(Stored items from a collection)
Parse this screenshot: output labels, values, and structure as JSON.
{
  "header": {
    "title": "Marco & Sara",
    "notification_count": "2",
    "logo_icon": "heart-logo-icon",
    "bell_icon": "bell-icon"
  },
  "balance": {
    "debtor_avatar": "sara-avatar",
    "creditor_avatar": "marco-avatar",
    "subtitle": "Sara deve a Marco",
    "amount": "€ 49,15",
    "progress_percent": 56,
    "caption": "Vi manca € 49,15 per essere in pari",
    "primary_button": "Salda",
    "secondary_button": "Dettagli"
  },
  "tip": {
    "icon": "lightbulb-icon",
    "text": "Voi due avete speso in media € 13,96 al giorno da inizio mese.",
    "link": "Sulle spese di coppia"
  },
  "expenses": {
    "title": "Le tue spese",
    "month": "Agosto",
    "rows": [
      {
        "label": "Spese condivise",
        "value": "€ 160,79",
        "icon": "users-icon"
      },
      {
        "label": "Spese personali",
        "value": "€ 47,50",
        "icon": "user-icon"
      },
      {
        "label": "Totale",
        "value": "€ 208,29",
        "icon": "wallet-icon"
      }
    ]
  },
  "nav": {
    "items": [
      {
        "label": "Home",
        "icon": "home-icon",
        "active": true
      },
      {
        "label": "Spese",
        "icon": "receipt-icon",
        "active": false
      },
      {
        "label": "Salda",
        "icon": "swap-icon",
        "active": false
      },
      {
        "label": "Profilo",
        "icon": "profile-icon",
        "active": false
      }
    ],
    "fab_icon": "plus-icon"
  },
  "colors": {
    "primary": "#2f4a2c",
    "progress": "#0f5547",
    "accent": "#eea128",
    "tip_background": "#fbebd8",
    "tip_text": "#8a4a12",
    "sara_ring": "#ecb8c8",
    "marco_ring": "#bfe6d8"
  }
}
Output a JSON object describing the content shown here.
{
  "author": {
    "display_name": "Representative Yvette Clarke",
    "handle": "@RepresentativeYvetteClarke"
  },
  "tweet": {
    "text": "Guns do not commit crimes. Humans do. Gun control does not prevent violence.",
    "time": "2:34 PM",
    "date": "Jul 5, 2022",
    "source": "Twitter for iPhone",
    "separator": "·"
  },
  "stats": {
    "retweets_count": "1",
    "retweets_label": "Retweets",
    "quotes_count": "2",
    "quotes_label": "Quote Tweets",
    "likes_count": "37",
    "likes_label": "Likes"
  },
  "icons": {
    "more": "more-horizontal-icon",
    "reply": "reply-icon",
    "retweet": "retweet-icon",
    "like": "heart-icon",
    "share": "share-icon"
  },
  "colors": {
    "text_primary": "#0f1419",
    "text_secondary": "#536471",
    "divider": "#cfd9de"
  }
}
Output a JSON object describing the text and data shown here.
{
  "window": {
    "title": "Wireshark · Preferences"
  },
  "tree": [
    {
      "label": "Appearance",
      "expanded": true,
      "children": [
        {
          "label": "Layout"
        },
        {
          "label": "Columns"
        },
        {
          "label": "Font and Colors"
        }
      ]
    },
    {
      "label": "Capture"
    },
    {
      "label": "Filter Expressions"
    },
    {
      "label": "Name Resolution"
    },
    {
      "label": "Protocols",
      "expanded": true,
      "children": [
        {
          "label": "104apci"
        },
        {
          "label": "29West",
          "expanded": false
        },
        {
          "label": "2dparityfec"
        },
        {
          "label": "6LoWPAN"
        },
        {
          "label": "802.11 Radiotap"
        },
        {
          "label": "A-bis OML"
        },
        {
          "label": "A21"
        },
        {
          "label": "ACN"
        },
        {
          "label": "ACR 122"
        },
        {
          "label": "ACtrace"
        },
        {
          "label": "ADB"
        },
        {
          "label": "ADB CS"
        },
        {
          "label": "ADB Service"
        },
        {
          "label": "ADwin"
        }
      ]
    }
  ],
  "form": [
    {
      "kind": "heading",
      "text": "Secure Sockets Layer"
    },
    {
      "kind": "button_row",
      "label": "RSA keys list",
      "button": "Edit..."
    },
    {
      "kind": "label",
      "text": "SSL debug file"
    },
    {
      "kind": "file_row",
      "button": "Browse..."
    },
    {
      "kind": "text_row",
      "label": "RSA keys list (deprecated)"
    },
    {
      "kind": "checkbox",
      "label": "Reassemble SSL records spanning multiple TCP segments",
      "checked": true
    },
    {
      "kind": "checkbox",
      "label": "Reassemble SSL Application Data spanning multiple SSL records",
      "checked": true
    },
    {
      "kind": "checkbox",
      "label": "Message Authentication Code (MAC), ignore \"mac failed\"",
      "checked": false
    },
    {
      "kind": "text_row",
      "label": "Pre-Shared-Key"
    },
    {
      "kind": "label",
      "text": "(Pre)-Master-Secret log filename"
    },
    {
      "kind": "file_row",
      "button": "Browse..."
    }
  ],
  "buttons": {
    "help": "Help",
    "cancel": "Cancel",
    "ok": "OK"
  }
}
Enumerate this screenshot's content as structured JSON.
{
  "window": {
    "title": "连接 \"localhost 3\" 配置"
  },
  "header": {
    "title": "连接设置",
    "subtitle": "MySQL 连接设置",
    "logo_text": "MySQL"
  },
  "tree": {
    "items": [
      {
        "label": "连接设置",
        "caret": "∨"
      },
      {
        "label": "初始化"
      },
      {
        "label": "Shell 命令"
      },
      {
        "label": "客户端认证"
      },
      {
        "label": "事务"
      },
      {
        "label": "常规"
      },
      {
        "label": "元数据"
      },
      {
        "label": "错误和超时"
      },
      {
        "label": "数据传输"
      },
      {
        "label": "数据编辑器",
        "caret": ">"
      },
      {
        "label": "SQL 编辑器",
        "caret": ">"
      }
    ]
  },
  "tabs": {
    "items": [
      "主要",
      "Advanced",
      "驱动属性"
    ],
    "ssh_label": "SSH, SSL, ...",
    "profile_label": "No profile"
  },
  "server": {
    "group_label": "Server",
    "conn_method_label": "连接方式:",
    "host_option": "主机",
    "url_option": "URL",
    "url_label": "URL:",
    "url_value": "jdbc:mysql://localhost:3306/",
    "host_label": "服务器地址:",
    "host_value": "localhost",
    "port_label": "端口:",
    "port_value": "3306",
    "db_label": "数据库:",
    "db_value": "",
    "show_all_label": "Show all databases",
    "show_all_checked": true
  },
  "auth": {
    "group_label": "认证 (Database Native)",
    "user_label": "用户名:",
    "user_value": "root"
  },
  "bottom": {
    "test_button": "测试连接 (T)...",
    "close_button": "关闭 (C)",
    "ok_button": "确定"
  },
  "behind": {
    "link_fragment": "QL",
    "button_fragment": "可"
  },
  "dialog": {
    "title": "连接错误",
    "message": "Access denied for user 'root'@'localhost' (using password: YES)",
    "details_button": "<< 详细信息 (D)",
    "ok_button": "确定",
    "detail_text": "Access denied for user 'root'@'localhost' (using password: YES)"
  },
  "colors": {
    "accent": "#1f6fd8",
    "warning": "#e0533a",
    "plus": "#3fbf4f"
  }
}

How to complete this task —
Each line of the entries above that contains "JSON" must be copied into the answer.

Solution for this task —
Parse this screenshot: output labels, values, and structure as JSON.
Output a JSON object describing the content shown here.
Output a JSON object describing the text and data shown here.
Enumerate this screenshot's content as structured JSON.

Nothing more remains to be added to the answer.